You need to persevere:
Engagement with young people is not a one off, but needs to be part of a plan. Young people are besieged by messages, and your message is quickly forgotten. To make an impact you need to provide regular useful information that is relevant and speaks to young people. We worked with schools and young people, after the #FutureHeroes Careers Expo to reinforce the messages, because life moves on! Your event maybe important to you, but it will be vying for attention, with all the other things going on; your event is only part of your campaign. To ensure you get your message across, you need to plan, persevere and persist with the campaign.
Young people are interested in what you have to say, but you need to be open, approachable and willing to change. The campaign will be stronger, more successful and certainly more fun!
For the last few months we have been working with colleagues at The Galleria shopping centre. That work will come to fruition this week at the Galleria Jobs Fair!
The Jobs Fair at the Galleria Shopping Centre will highlight the range of jobs that are available now. Even though they are local jobs, for many local people this will be the first time they have considered working for the employers at the event.
The benefit is also for the employers who are coming to the Jobs Fair. The event has been really popular with employers. The event has been so popular that we quickly exceeded the maximum number of places available: Last week we had to find more space for the extra employers who wished to come to the event!
The value of the Jobs Fair will be different according to whether you are a job seeker or an employer. If you are a job seeker and you find your ideal job that is a result for you.

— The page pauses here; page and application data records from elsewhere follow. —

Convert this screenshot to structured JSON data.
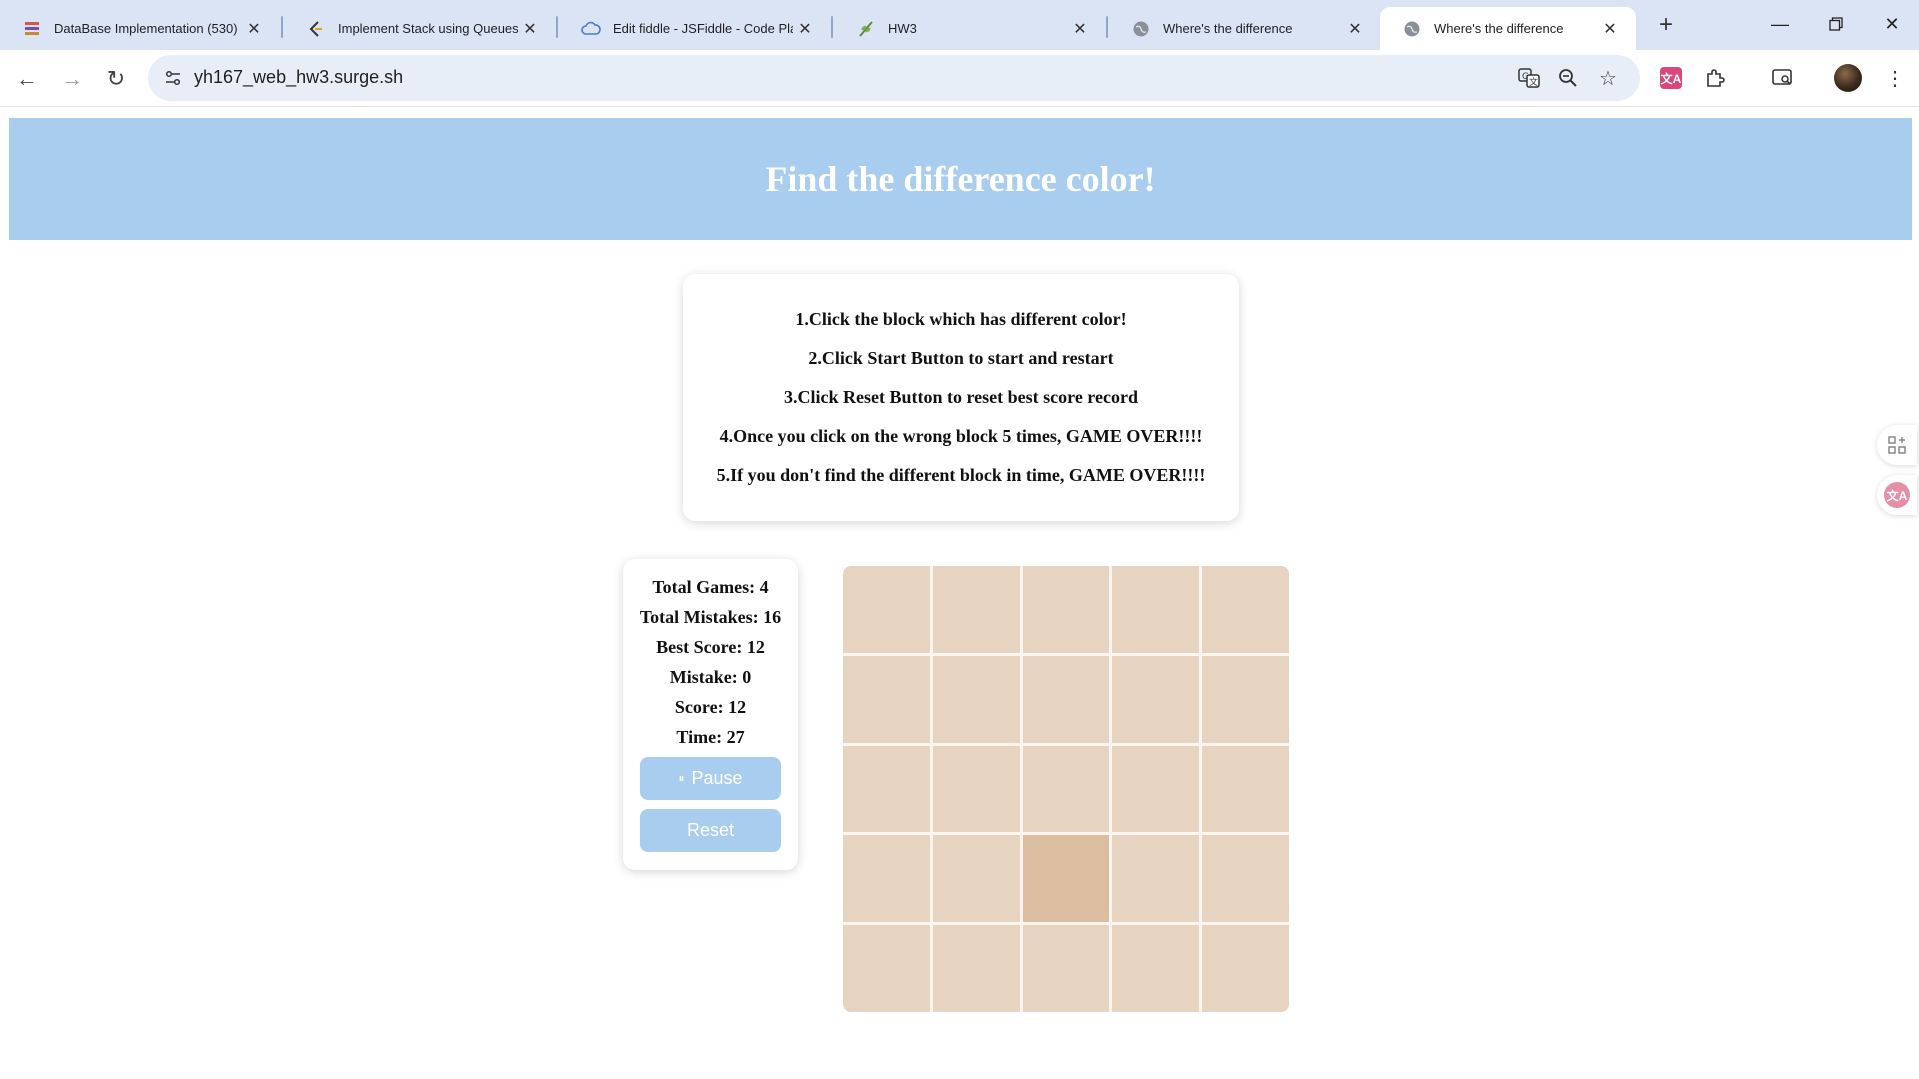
{
  "browser": {
    "tabs": [
      {
        "title": "DataBase Implementation (530)",
        "icon": "stack-icon"
      },
      {
        "title": "Implement Stack using Queues",
        "icon": "leetcode-icon"
      },
      {
        "title": "Edit fiddle - JSFiddle - Code Play",
        "icon": "cloud-icon"
      },
      {
        "title": "HW3",
        "icon": "plant-icon"
      },
      {
        "title": "Where's the difference",
        "icon": "globe-icon"
      },
      {
        "title": "Where's the difference",
        "icon": "globe-icon"
      }
    ],
    "active_tab_index": 5,
    "url": "yh167_web_hw3.surge.sh"
  },
  "page": {
    "title": "Find the difference color!",
    "rules": [
      "1.Click the block which has different color!",
      "2.Click Start Button to start and restart",
      "3.Click Reset Button to reset best score record",
      "4.Once you click on the wrong block 5 times, GAME OVER!!!!",
      "5.If you don't find the different block in time, GAME OVER!!!!"
    ],
    "stats": {
      "total_games": "Total Games: 4",
      "total_mistakes": "Total Mistakes: 16",
      "best_score": "Best Score: 12",
      "mistake": "Mistake: 0",
      "score": "Score: 12",
      "time": "Time: 27"
    },
    "buttons": {
      "pause_icon": "⏸",
      "pause_label": "Pause",
      "reset_label": "Reset"
    },
    "grid": {
      "rows": 5,
      "cols": 5,
      "base_color": "#e7d4c0",
      "odd_color": "#dbbd9f",
      "odd_cell": {
        "row": 3,
        "col": 2
      }
    }
  }
}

If you are are an employer and you find an employee to help your business that is also a result.
But wait! There is also another reason this is a good thing. There is a real reason that the Jobs Fair is good for the local area. New ideas are created, aspirations are raised and change happens, by bringing together employers and job seekers under roof. Here at Red Potato we are pleased to have been a part of this process
Red Potato will broadcast a live video stream from the event in Hatfield; so make sure you tune in to the show via Periscope!

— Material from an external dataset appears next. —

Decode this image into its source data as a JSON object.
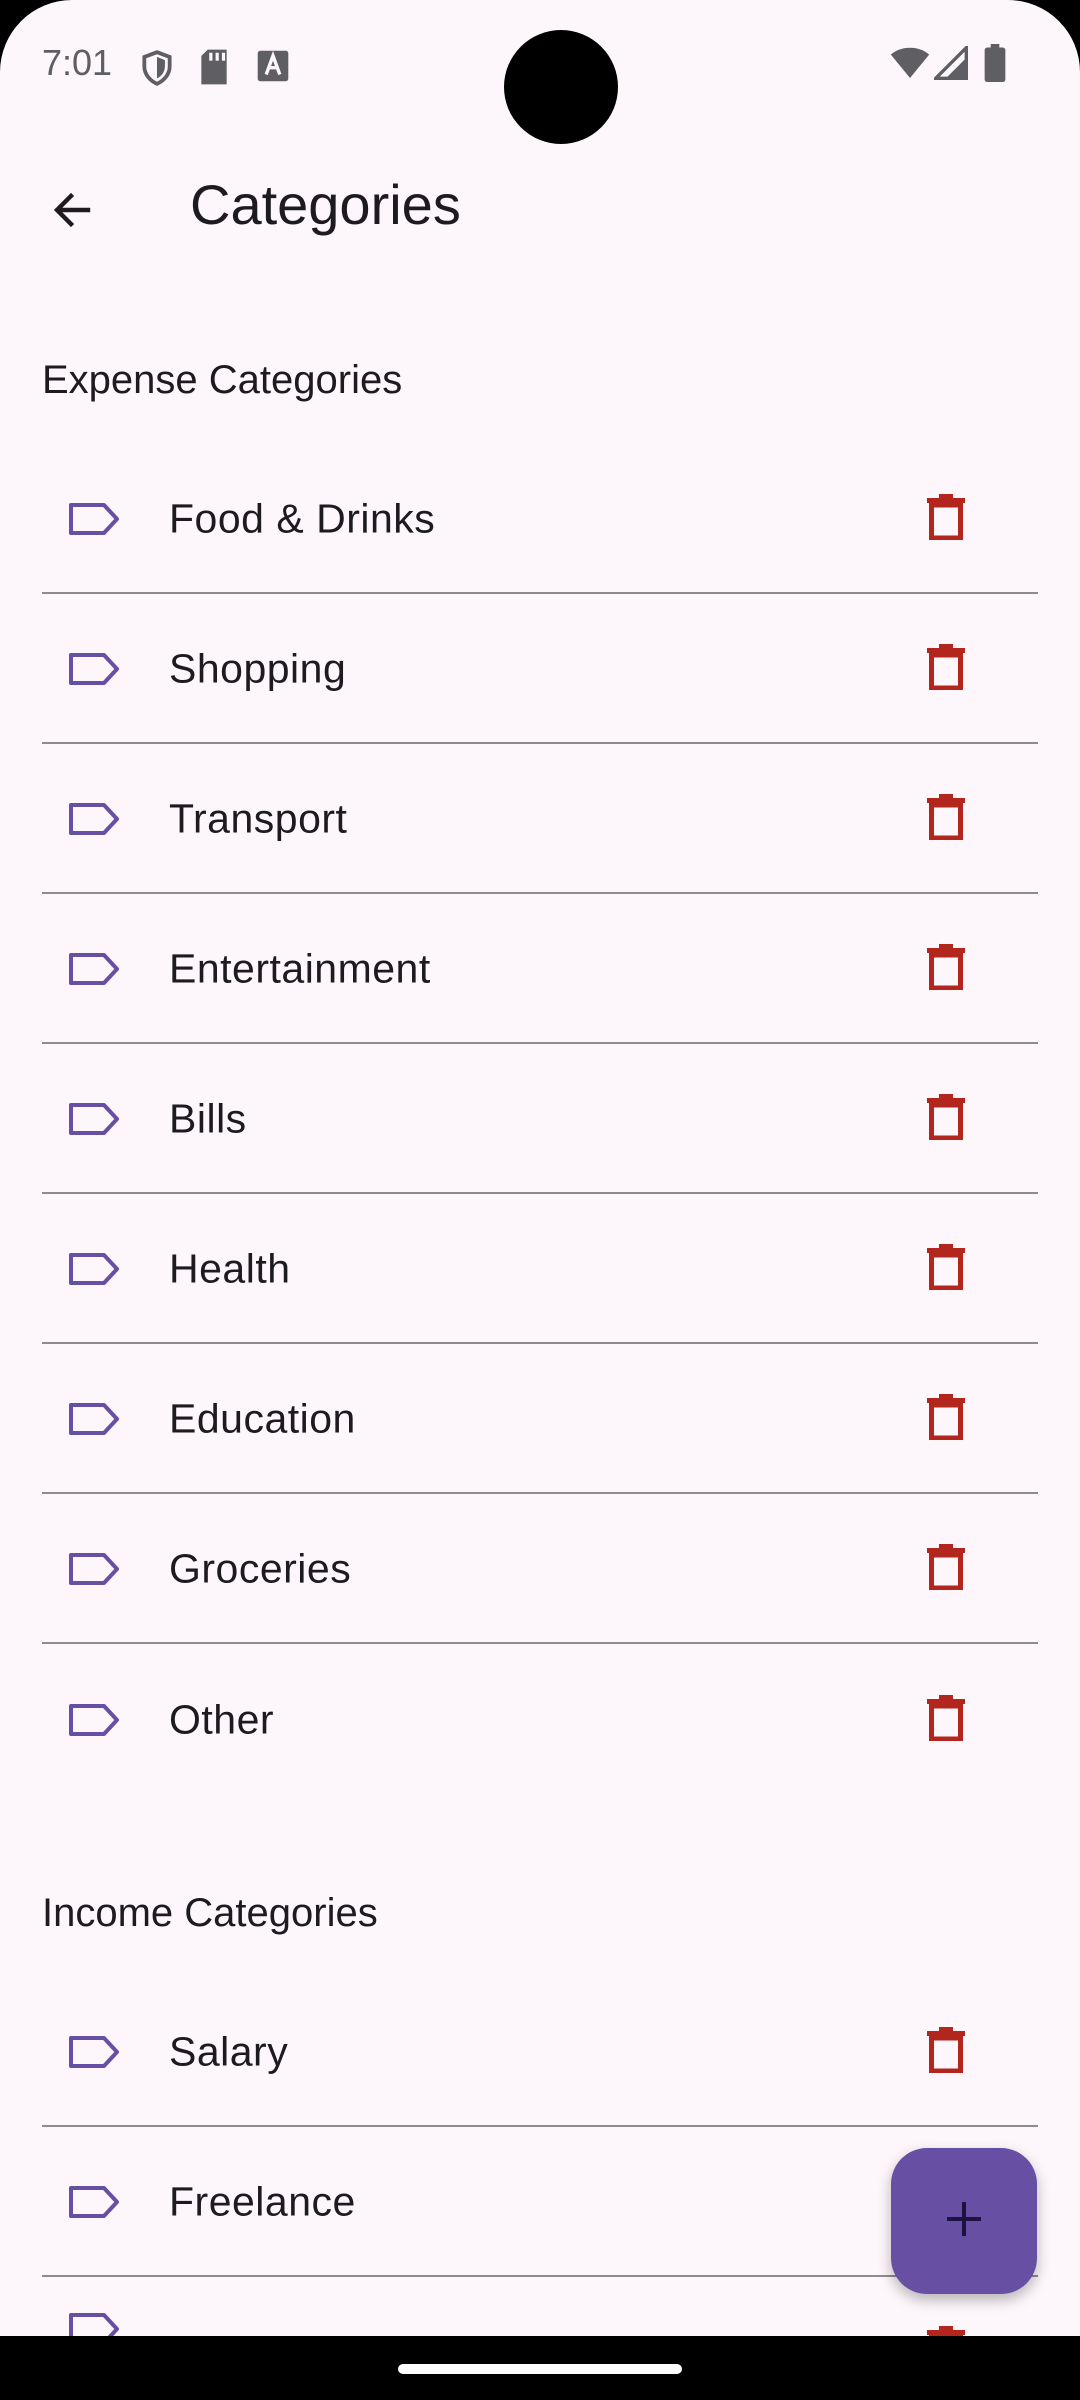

We went along to St Johns Innovation Centre in Cambridge to learn about #Horizon2020. If you don’t already know about Horizon 2020 and you lead an innovative small to medium size enterprise (SME), it is worth reading on.
The event was organised by Enterprise Europe East and discussed the potential support available to SMEs developing innovative technologies. There is a lot of information available; for example there is a quick checklist to see if the SME “instrument” is right for you. There is also a whole new vocabulary to slip into of “DG calls, work packages, concertations and peer reviews” – But that is a story for another blog.
Following the meeting we are now putting together a synopsis of our project which we will get “peer reviewed” – the network of advice from Enterprise Europe, and the Horizon 2020 national contact points is there, why not use it?
Whatever your views about the EU, it is an investor with particular objectives to achieve. Red Potato are planning to be one of the businesses to take advantage of this opportunity. We’ll let you know how we get on!